• **WHAT IS EXPECTED**: Copy every line that holds the string "runtime" from the data below.

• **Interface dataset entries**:
>>
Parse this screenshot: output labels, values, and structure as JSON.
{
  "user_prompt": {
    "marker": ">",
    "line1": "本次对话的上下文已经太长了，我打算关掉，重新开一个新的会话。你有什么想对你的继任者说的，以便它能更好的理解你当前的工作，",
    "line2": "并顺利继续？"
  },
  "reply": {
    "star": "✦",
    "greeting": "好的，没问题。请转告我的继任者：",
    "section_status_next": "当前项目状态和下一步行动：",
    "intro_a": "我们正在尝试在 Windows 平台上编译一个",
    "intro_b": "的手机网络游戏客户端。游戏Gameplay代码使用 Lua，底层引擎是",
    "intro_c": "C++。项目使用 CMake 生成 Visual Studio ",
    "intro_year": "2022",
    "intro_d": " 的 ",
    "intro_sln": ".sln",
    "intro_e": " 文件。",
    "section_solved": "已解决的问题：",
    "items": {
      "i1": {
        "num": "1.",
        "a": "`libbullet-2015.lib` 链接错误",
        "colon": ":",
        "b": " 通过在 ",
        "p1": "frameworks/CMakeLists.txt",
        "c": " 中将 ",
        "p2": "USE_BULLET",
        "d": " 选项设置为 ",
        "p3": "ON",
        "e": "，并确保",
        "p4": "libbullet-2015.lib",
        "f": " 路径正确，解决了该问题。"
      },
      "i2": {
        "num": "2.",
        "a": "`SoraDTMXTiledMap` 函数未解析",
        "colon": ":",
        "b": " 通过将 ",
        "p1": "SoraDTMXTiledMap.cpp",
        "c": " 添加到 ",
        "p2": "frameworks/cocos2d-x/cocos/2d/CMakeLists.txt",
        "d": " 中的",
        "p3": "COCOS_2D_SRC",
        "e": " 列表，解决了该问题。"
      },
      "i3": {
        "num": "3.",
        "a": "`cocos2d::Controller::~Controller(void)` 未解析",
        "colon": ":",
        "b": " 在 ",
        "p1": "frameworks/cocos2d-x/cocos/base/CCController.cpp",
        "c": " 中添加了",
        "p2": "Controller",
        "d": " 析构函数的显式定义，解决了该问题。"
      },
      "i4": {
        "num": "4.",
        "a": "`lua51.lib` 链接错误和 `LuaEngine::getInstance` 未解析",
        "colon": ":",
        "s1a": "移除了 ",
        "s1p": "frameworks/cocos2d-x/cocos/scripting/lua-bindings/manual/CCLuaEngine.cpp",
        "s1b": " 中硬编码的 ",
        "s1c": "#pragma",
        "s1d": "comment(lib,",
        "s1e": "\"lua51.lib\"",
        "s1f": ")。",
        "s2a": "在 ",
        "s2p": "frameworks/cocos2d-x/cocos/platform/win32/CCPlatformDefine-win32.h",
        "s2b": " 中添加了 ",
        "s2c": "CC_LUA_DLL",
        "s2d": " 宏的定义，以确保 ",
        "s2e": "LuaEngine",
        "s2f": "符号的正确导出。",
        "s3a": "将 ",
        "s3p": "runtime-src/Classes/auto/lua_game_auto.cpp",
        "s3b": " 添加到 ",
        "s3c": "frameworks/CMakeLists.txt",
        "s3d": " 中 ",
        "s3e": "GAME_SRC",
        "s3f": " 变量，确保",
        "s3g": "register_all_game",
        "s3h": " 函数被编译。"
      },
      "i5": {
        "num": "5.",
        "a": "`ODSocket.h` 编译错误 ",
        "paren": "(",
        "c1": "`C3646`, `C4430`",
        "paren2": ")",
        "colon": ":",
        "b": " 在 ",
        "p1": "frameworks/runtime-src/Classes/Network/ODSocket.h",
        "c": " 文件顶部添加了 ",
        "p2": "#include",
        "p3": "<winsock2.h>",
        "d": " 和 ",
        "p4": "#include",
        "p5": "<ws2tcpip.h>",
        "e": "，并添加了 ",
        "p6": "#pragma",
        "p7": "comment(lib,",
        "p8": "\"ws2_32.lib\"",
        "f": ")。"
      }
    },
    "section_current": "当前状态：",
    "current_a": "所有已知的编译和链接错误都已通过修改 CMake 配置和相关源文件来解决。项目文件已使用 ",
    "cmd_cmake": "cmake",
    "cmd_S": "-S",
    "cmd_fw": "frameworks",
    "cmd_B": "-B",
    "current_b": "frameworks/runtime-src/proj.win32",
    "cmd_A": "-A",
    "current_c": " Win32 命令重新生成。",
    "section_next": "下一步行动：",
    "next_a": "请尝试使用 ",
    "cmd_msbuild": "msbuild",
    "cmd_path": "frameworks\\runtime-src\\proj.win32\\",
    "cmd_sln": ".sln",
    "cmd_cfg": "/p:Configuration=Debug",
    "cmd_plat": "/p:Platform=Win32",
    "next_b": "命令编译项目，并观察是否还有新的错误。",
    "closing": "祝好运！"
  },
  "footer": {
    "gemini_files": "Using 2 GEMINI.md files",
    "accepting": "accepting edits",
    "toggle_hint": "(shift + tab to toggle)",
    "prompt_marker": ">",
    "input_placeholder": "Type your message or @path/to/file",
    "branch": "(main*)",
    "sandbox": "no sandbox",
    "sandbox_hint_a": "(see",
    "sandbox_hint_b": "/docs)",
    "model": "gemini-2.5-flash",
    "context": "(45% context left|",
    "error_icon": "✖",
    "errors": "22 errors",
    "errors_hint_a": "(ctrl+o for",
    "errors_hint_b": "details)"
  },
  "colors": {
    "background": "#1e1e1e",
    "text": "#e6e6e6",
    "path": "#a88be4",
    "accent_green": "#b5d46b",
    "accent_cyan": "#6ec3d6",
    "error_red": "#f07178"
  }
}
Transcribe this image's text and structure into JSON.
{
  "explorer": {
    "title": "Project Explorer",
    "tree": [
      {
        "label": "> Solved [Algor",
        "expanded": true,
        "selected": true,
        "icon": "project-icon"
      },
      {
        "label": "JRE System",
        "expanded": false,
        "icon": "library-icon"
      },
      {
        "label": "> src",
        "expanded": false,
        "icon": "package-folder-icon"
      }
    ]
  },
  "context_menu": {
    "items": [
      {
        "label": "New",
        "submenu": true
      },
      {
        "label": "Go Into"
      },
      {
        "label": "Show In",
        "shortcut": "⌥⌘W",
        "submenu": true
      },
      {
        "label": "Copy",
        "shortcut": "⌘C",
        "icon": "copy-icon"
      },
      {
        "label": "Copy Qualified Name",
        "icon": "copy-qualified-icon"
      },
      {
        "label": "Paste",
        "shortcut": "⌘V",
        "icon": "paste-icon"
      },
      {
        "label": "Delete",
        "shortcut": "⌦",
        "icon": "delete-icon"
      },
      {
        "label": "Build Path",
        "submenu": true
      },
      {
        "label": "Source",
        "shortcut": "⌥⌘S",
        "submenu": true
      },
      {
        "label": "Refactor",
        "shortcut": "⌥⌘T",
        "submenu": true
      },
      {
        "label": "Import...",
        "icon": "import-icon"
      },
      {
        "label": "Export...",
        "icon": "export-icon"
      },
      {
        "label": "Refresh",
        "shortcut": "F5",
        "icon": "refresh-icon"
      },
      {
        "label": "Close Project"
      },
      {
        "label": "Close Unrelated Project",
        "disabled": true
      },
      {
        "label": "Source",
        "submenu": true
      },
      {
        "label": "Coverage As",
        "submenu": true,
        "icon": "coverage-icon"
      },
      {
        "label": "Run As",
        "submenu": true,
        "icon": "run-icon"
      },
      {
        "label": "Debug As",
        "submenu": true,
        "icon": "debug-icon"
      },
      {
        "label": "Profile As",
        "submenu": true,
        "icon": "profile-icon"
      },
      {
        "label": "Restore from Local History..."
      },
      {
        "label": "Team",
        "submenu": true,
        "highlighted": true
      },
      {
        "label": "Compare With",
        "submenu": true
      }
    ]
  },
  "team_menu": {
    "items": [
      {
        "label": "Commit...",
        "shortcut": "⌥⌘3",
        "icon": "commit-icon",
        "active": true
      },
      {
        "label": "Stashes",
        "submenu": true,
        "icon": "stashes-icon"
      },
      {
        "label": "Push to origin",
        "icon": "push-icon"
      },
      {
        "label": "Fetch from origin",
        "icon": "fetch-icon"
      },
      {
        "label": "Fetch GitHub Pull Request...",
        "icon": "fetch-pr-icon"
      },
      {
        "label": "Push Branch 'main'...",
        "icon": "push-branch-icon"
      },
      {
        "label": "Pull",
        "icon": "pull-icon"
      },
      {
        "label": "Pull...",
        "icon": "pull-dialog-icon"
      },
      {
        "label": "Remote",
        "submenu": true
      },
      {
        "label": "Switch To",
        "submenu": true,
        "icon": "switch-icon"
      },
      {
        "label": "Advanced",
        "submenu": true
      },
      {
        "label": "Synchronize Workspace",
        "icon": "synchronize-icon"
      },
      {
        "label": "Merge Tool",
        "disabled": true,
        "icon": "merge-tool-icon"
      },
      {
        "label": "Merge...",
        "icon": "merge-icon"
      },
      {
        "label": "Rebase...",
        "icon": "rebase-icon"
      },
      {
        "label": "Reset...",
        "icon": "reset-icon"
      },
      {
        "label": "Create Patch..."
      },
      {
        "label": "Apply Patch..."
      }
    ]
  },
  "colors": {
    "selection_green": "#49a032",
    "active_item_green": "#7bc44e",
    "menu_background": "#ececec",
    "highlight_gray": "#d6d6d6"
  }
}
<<
• **WRITTEN RESPONSE**:
        "s3p": "runtime-src/Classes/auto/lua_game_auto.cpp",
        "p1": "frameworks/runtime-src/Classes/Network/ODSocket.h",
    "current_b": "frameworks/runtime-src/proj.win32",
    "cmd_path": "frameworks\\runtime-src\\proj.win32\\",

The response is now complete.